From what I could tell, it is less like Nusfjord and more like A Feast for Odin. Definitely more like Odin regarding complexity (although I may be off on Nusfjord’s complexity because I have played it so much). Tom Vasel stated somewhere that it is a rework of Le Havre, if you’ve played that.
To win you need the best village. The village is represented by the board with the house on the left and the six expansion levels to the right. The expansions need resources to move right to make space for the house. Also with each round that passes expansion gets more expensive. Costing 1 resource in round 1 and 2 in round 2 and so on.
To generate resources you have the big board with the fields. Each field produces whatever you plant on it to the rank of the field. Fields move up in rank when you fertilize them and move down when you harvest. Players start with 3 fields that are ranked quite low and they can go up to 9 or 10 fields.
To do anything there is the central action board where you get to place your workers. (How many workers you have is determined by the expansion level of your village, see above. You start with 6 blue worker cubes I believe). Each action field has three slots for each action the first takes 1 cube, 2nd takes 2 cubes and the 3rd takes 3.
Besides their fields and their house board each player has a third board that represents stables/fields where animals are placed (what good is a pastoral Uwe Rosenberg without animals procreating?)
Each round takes place in 10 phases.
Each player also has a hand of cards that can help them with planting, harvesting, fertilizing, gaining animals etc.
This is what I grasped by “half” watching those 48 minutes it took them to explain and play a single round of the game. Obviously, there’s a lot more to it.
Hunter (the guy on the right, one of the channel owners, Cron wasn’t in the video, the other player is a guest) complained at the start that for a game about a famous hops planting region there was too little beer in the game.

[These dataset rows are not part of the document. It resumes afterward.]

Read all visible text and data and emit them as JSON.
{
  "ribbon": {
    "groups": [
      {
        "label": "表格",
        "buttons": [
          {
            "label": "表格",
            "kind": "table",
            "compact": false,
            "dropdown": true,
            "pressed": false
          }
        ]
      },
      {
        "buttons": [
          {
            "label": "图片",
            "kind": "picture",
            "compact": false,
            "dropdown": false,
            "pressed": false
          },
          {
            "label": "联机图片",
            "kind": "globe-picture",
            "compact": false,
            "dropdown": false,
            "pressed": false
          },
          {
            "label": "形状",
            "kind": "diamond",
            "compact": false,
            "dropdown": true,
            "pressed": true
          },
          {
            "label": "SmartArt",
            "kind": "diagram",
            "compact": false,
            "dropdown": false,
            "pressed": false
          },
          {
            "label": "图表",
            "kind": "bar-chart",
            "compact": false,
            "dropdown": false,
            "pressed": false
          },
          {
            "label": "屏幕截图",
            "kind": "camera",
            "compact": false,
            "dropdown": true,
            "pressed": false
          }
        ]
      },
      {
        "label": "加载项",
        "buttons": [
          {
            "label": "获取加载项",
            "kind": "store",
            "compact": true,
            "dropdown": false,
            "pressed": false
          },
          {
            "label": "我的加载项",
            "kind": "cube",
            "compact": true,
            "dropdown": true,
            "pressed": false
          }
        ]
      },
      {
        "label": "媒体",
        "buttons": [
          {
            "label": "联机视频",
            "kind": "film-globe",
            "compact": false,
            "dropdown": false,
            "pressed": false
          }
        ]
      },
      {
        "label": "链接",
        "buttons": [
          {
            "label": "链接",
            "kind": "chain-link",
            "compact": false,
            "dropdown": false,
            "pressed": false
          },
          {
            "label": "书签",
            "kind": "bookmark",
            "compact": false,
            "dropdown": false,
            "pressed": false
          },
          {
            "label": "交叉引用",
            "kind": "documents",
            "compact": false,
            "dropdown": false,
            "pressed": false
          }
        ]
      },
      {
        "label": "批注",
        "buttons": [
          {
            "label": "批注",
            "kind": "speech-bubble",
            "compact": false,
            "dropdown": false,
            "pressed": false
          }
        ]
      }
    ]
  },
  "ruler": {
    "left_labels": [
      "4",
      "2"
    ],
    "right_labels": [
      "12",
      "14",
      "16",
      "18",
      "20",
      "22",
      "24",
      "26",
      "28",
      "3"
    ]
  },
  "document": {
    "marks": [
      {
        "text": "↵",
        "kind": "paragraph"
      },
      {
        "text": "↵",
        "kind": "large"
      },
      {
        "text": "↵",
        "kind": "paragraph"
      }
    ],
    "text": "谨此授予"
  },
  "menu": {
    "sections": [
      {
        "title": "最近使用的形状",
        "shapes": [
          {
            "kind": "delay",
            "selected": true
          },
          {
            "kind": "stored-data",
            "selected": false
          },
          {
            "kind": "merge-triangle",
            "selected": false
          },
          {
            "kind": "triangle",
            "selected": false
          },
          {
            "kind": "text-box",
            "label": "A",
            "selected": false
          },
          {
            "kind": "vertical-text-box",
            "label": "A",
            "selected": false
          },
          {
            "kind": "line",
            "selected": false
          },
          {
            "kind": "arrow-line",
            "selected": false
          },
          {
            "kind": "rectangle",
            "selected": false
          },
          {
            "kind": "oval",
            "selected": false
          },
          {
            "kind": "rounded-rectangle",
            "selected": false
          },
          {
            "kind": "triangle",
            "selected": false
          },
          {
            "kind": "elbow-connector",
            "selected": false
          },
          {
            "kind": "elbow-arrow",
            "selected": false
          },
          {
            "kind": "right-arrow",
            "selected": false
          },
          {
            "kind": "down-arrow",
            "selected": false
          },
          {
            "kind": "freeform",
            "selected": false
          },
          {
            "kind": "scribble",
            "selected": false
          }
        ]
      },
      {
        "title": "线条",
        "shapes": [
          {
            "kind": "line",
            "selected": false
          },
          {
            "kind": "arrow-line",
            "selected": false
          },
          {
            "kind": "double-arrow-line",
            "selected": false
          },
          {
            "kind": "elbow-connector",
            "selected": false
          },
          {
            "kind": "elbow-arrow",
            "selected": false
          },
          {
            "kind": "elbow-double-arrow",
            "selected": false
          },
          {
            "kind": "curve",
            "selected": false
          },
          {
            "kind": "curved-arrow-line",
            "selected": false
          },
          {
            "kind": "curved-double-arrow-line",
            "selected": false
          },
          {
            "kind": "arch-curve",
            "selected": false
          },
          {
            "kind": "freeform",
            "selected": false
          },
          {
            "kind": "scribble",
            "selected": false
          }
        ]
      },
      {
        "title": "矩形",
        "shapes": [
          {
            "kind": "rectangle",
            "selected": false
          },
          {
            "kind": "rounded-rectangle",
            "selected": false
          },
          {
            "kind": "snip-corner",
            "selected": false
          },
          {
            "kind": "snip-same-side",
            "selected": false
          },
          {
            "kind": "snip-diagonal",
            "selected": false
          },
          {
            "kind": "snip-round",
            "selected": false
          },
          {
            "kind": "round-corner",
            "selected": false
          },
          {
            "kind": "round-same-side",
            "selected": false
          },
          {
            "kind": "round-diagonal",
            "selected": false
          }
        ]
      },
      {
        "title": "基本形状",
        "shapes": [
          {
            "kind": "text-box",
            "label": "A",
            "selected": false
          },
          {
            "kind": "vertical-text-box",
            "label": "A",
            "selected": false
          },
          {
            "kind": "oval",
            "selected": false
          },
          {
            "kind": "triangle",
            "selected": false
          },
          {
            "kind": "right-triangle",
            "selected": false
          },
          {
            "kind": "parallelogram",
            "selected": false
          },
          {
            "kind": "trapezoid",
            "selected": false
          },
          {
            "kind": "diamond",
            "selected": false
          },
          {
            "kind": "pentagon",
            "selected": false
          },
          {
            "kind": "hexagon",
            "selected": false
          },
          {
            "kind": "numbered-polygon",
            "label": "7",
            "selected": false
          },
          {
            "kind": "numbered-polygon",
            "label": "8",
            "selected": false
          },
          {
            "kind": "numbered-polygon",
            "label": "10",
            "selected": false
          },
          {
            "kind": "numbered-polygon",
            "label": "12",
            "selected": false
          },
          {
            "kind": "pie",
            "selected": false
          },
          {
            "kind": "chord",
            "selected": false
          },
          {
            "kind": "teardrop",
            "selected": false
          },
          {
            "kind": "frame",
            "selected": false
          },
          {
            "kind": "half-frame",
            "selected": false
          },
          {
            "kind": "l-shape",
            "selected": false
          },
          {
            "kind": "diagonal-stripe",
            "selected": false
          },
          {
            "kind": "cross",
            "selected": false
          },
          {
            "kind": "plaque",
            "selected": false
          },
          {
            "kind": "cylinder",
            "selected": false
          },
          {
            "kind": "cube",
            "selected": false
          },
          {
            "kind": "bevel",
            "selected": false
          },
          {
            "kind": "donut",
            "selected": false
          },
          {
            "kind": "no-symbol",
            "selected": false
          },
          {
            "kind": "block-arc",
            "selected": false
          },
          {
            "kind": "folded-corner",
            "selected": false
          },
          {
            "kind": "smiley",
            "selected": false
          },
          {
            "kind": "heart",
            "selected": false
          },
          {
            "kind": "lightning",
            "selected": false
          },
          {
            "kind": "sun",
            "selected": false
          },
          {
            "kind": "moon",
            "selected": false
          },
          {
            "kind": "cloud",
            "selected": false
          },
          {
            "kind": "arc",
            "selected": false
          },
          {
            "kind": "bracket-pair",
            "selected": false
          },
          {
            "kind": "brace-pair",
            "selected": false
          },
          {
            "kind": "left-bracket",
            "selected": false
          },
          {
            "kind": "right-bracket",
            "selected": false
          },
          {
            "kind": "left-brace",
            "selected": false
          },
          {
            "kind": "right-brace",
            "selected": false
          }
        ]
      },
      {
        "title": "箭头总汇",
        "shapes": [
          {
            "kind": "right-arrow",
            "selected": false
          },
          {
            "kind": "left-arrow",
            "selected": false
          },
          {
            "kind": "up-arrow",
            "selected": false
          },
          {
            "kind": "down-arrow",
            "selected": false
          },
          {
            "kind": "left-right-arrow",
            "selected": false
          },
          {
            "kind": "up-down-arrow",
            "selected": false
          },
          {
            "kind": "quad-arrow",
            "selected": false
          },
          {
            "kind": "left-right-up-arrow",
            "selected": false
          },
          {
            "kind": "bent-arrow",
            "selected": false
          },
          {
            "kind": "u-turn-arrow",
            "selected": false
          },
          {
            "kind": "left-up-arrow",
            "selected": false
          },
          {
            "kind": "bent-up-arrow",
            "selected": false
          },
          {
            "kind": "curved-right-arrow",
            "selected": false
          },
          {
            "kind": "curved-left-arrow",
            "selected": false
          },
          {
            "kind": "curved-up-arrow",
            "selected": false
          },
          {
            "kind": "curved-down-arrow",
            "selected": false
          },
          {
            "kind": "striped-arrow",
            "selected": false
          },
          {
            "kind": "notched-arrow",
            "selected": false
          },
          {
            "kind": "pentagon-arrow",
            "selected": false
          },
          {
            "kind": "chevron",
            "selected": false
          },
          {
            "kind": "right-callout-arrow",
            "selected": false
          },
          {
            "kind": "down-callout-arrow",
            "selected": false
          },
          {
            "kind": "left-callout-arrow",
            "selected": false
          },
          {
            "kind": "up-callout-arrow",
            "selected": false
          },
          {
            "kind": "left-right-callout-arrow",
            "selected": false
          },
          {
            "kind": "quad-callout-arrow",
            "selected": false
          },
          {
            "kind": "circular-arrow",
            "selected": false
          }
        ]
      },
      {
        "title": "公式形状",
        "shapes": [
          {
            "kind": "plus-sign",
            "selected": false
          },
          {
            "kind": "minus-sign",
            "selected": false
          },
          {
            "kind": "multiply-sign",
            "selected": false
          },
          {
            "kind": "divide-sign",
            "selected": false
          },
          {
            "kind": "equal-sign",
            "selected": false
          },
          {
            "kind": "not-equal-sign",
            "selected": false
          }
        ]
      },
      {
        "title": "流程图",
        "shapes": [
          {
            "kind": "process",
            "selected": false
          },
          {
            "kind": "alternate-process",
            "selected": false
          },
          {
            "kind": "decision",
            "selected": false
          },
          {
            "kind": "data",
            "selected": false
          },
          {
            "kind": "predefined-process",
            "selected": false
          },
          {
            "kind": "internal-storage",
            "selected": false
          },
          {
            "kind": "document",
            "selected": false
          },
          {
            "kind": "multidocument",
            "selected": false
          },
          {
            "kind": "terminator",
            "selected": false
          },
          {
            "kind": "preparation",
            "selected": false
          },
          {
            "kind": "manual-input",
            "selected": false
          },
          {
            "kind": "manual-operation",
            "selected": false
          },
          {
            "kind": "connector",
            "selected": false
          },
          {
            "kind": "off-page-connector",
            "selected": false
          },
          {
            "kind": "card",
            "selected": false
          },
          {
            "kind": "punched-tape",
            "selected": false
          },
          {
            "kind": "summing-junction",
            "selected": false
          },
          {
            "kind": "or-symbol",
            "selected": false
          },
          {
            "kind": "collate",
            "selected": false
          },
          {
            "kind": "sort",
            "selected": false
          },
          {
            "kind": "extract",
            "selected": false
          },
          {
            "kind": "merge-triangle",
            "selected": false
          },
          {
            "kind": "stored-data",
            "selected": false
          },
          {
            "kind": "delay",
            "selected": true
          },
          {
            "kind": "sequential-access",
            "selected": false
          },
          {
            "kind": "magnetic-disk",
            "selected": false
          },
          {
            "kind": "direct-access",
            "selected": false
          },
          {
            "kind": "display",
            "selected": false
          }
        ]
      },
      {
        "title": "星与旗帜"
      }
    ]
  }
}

He also said it reminded him of Agricola.
I think the game looks less busy like both Nusfjord and A Feast for Odin. But there’s a lot going on here and to have 3 separate boards for each player to which even more (like a treasure chest) can be added during the game is pushing it for table organization / space…